A zipped-up tunable metal coordinated cationic polymer for nanomedicine†

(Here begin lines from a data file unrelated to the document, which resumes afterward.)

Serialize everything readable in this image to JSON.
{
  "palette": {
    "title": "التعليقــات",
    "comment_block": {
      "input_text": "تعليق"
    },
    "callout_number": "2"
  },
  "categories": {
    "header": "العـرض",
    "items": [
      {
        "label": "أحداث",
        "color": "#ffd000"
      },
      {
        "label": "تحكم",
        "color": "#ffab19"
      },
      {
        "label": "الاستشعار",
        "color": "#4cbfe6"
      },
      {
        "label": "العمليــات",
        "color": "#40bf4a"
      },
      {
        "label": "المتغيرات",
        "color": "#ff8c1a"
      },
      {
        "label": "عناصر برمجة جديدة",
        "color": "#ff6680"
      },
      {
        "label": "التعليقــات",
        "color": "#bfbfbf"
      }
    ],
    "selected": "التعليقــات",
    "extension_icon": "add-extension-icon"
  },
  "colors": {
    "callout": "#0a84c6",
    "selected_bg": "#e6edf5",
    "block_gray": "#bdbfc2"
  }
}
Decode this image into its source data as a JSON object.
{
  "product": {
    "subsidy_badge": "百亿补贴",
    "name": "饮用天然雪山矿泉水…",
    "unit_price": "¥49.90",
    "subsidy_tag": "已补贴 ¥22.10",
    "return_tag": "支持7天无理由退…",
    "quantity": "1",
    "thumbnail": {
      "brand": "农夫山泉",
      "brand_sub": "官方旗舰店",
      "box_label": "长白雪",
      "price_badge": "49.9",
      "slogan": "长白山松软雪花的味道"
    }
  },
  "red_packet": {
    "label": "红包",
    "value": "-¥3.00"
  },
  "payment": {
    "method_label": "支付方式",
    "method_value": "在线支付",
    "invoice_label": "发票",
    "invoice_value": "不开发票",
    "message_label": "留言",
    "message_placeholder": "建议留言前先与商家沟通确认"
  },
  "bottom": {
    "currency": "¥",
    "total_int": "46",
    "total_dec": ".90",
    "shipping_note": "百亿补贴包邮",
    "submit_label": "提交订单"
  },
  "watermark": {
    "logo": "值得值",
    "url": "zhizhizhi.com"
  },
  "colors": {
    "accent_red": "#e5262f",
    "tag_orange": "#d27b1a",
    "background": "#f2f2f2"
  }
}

Incorporating metal elements into polymers is a feasible means to fabricate new materials with multiple functionalities. In this work, a metal coordinated cationic polymer (MCCP) was developed. Ferric ions were incorporated into the polyethyleneimine-β-cyclodextrin (PC) polymer chain via coordination to produce a zipped-up polymer with a micro-ordered and macro-disordered topological structure. By varying the metal concentration, a tunable superstructure could be formed on the nano-templates via the “zipping” effect. In addition, the physicochemical properties of the assembly of MCCPs and nucleic acids were tailored by tuning the composition of the metal ions and polymers. The loading efficiency of Rhodamine-B by MCCPs was enhanced. The in vitro and in vivo results showed that the hybrid materials could be adjusted to deliver nucleic acids or small molecules with good performance and acquired the capacity of generating reactive oxygen species in tumor cells. Thus, the tunable and multifunctional MCCP system has great potential in nanomedicine and biomaterial science.